From improved sample preparation to advanced pan geometry with special packaging for transport, handling and archiving; from an optimized diffusion-bonded sensor to a low-inertia furnace allowing the fastest heating and cooling available on the market; from AutoCalibration to AutoEvaluation and the unique Identify software – the Polyma DSC is not just a great new instrument. It sets the new paradigm in performance and ease of use.
“When we initiated the project for a new DSC solution, we conferred with many users and listened to their wishes in order to determine several key objectives,” said Dr. Thomas Denner, Head of the Analyzing and Testing Business Unit at NETZSCH. “The goal was to achieve the best trade-off between sensitivity and resolution, along with great reproducibility and fast heating and cooling. Also, the system was to operate with highly user-friendly software integrating many unique features. The result is Polyma, an instrument optimized for the polymer field and incorporating innovative ideas for sample preparation and easy-to-use, flexible software.”
The core of the DSC 214 Polyma is comprised of the new Arena furnace for extremely fast heating and cooling rates of up to 500 K/min, the new diffusion-bonded Corona sensor and the unique Concavus pan. This trio offers optimum performance with the highest reproducibility.

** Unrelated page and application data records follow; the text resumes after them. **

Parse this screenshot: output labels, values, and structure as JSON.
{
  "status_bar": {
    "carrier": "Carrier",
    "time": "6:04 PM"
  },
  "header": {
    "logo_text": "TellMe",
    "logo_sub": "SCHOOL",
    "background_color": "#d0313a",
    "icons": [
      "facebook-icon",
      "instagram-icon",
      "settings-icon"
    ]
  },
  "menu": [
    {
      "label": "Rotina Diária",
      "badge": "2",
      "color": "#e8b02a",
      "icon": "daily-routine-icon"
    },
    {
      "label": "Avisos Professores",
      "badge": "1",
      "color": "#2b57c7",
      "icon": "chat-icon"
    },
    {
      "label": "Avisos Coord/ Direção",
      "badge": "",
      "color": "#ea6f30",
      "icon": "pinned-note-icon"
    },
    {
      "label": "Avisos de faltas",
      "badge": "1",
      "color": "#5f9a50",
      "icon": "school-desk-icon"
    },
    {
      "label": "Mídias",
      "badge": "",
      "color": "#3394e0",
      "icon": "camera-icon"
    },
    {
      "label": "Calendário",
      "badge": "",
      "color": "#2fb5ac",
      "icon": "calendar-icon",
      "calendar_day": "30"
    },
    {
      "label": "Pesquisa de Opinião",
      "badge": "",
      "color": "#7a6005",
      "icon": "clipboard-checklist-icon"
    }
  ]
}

Measurement preparation has been significantly simplified by means of the new SampleCutter, which is available exclusively from NETZSCH, and the brand-new “3in1 Box” containing 96 pre-sorted and cleaned Concavus pans. The box allows for safe transportation and easy handling while providing a smart archiving system.
Experiments can be started with a minimum of time and effort thanks to the new intuitive SmartMode of the Proteus measuring software. Wizards operating on the basis of experiment categories, methods predefined by type of polymer, and AutoCalibration are just a few of the SmartMode features. The introduction of the AutoEvaluation function has set a new standard in the evaluation of measurement results. For the first time, it is now possible to determine thermal effects in the measuring curve automatically, with just one click. This unique feature allows for the elimination of operator-based variability in test evaluations.
One of the most impressive of the new features is the unique program called Identify. This tool allows for the identification of unknown polymers by comparing them with data stored in a library. NETZSCH provides a small polymer database as a starting point from which users can expand, adding their own specific information over time. Users can also apply Identify to compare the results from quality control checks to standard conditions which they had previously deemed acceptable for their own materials. Hence, Identify allows for quick insight into such issues as the quality of delivered feedstock or the thermal history of molded parts.
Although such library technology had existed in the past for other types of instruments, such as Mass Spectroscopy or FT-IR, it had never been available for DSC until now.